Despite weekend clashes that sparked fears of a delay, voting in the DRC has begun, with incumbent Joseph Kabila pitted against 10 challengers.
Polls opened in the Democratic Republic of Congo’s (DRC) national elections on Monday after a campaign marred by violence—including clashes on Saturday that left at least two people dead.
Voting began in the east of the country at 6am (4am GMT), and was due to start in the country’s western time zone an hour later.
The Central African giant has 32-million registered voters.
President Joseph Kabila, in power since 2001, is seeking a new five-year term against a divided opposition field of 10 candidates.
The DRC pushed ahead with the country’s second-post war election on Monday, defying fears that a delay would be needed due to logistical problems and critics who called for the process to be reviewed because of irregularities.
After repeated delays, the run-up to the presidential and parliamentary vote turned violent in the capital at the weekend. Final rallies were cancelled due to clashes between rival supporters, security forces opened fire on crowds and main presidential challenger Etienne Tshisekedi was prevented from campaigning.
The poll—with about 18 500 candidates competing for 500 seats in Parliament—will test the vast, Central African nation’s progress towards stability after decades of misrule and two wars in the past 10 years.
Waiting for peace
On Sunday evening, trucks ferried ballot boxes and papers across the sprawling capital of Kinshasa as convoys of heavily-armed police patrolled the rubbish-strewn streets.
Across the nation, observers said election officials were scrambling to get equipment to remote polling stations.
The last conflict in the mineral-rich state officially ended in 2003 but the country remains plagued by pockets of instability and many people have yet to taste the dividends of eight years of relative peace.
In parts of the east, the vote will take place in areas still controlled by a plethora of local and foreign rebel groups.
Election commission chief Daniel Ngoy Mulunda said on Sunday that the country would prove critics of the process wrong by holding credible and peaceful elections.
“Everyone’s going to vote tomorrow, it’s going to be a celebration of democracy. The Congolese people are going to take the second step in the consolidation of their democracy. We have kept our promise,” he said on the eve of the vote.
The election in 2006 was seen as broadly free and fair but gunbattles erupted after the voting.
Doubts over the election have stemmed from delays throughout the process, which meant that the preparations for the poll have been last-minute and, at times, chaotic.
United Nations troops and helicopters from Angola and South Africa have been called on to ferry election material to 60 000 polling stations across a nation the size of West Europe with little infrastructure so about 32-million people can vote.
Provisional results are due on December 6.
However, even in the capital voters complained of last-minute confusion over where they were meant to be voting due to polling stations being moved and errors with voter lists.
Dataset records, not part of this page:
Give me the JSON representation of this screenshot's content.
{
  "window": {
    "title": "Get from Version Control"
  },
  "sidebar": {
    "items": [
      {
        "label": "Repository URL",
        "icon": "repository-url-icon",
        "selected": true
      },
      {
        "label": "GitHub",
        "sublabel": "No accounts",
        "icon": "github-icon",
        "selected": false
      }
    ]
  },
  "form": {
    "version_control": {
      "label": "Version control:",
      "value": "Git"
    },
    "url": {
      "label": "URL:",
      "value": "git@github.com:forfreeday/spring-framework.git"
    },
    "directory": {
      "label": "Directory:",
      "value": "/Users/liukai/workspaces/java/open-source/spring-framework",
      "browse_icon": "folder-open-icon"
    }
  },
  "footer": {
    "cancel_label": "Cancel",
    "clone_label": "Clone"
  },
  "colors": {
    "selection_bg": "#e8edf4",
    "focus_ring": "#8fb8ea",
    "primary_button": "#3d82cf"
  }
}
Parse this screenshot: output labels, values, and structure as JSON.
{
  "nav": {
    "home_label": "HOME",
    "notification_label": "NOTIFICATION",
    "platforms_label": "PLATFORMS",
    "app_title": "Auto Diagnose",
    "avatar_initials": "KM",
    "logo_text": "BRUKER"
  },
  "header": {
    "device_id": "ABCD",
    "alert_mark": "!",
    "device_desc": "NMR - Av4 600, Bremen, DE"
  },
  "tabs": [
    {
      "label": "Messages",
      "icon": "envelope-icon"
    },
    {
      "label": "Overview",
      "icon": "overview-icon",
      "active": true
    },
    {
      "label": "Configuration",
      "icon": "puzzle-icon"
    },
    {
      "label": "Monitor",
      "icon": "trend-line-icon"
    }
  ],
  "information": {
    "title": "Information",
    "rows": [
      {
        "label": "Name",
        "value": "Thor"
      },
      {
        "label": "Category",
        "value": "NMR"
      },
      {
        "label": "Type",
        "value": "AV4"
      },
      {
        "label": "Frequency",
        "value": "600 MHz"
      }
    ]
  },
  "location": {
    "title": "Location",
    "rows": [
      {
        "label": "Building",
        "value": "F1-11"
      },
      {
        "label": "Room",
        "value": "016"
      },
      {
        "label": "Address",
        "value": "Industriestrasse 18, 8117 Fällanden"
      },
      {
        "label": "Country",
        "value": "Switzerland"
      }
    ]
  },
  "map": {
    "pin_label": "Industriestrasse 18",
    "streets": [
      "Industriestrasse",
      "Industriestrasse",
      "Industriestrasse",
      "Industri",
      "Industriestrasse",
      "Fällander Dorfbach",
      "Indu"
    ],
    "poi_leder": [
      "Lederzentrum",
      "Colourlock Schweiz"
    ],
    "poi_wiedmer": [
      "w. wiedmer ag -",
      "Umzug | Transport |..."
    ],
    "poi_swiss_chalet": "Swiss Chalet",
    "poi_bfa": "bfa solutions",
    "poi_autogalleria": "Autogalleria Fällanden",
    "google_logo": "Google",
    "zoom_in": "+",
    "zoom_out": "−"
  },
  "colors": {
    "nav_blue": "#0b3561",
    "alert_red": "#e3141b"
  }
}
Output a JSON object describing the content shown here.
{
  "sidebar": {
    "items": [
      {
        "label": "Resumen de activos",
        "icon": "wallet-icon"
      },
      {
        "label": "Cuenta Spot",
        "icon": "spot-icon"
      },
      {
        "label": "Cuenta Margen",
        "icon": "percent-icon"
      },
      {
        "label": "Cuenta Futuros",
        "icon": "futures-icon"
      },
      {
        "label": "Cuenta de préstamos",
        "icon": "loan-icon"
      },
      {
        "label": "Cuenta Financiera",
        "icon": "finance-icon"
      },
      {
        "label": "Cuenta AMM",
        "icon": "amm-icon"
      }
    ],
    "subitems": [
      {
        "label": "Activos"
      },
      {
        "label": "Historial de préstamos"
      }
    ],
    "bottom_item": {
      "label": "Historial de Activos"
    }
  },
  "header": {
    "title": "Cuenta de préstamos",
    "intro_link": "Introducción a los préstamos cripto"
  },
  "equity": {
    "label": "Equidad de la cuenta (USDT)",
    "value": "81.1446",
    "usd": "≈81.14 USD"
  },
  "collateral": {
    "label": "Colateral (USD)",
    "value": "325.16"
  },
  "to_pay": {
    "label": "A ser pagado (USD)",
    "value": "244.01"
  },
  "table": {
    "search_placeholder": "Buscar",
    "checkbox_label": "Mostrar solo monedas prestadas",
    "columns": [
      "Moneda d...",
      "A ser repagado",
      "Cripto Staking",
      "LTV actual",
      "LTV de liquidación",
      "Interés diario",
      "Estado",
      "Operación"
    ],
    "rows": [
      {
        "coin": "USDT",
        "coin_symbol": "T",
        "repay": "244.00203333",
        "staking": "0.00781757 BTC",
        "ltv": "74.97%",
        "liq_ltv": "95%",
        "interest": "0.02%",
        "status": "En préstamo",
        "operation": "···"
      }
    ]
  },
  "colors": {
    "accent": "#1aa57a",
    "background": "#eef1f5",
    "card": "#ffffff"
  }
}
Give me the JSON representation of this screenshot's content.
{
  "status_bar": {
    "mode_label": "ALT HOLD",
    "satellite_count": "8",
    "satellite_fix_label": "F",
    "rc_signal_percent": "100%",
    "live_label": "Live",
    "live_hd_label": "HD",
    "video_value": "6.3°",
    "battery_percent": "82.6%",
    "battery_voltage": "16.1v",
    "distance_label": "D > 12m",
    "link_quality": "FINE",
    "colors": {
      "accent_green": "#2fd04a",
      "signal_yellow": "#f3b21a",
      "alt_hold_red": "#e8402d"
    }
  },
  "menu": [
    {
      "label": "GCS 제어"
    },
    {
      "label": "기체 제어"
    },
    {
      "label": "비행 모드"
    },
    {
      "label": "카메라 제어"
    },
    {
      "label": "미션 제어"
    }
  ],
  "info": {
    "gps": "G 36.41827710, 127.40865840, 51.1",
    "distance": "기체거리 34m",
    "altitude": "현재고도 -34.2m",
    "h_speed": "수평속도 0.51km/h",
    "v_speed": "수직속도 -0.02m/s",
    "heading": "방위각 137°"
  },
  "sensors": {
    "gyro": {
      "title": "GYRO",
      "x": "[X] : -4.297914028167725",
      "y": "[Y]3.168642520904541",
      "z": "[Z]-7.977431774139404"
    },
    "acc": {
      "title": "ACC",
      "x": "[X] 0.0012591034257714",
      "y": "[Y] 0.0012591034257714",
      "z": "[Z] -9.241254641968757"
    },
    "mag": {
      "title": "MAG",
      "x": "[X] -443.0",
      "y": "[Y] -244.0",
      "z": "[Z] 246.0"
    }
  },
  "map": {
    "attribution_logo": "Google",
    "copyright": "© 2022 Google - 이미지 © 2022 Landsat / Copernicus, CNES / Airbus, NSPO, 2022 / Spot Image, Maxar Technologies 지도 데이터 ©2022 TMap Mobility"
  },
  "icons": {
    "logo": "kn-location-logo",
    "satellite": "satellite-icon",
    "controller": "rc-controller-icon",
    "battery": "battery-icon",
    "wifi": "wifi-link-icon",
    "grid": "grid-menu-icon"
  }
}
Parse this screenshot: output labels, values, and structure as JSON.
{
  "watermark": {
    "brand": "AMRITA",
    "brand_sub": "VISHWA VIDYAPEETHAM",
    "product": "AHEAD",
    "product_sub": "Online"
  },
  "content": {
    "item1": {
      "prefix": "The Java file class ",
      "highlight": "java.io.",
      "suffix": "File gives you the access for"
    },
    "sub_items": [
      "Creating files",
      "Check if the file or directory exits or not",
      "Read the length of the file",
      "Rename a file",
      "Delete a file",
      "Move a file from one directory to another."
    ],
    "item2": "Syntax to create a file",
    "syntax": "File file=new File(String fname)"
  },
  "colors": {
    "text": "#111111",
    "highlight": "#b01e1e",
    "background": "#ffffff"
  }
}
At a polling station in the Victoire neighbourhood of Kinshasa, resident Justin Lisacy said that he did not know where to go as he could not find his name on any list. “There will be lots of people so I want to know where I should go in the morning,” he said.
The opposition has also protested that election lists were not properly vetted, leading to potential fraud.
After outbursts of violence during the campaign, there are also fears of a contested result. “We will come to vote. We believe in the rules. We hope [the candidates] respect them,” Lisacy added.
‘Come a long way’
Addressing the nation on Sunday evening, Kabila said that the security forces had taken all measures possible to protect the population during the electoral period and warned against a return to widespread violence.
“Our country has come a long way, from war and conflict of every type. We must take care not to go back to that,” he said.
A European Union observer mission on Sunday condemned moves by the police on Saturday to prevent veteran opposition leader Tshisekedi from campaigning.
Kabila, who came to power when his father Laurent was assassinated in 2001 and then won the first post-war election in 2006, has been seen by many as the favourite due to the advantages of incumbency.
The failure of the opposition to unite behind a single candidate—after Kabila’s camp pushed through a law scrapping the need for a run-off if no candidate secures a majority in the first round of voting—also bolstered his chances.
But Tshisekedi, who has spent decades in opposition and boycotted the last poll due to complaints of fraud, has succeeded in drawing large crowds as his campaign, which started late but picked up momentum as it headed to the anti-Kabila West.
Peter Pham, director of the United States-based Michael S Ansari Africa Centre, said it appeared that Tshisekedi had cemented himself as the anti-Kabila vote amid frustrations at the slow pace of progress, even if no formal alliance was in place.
“Ironically, the government’s ham-fisted attempts to obstruct his campaign have only served to enhance his stature,” he said.—AFP, Reuters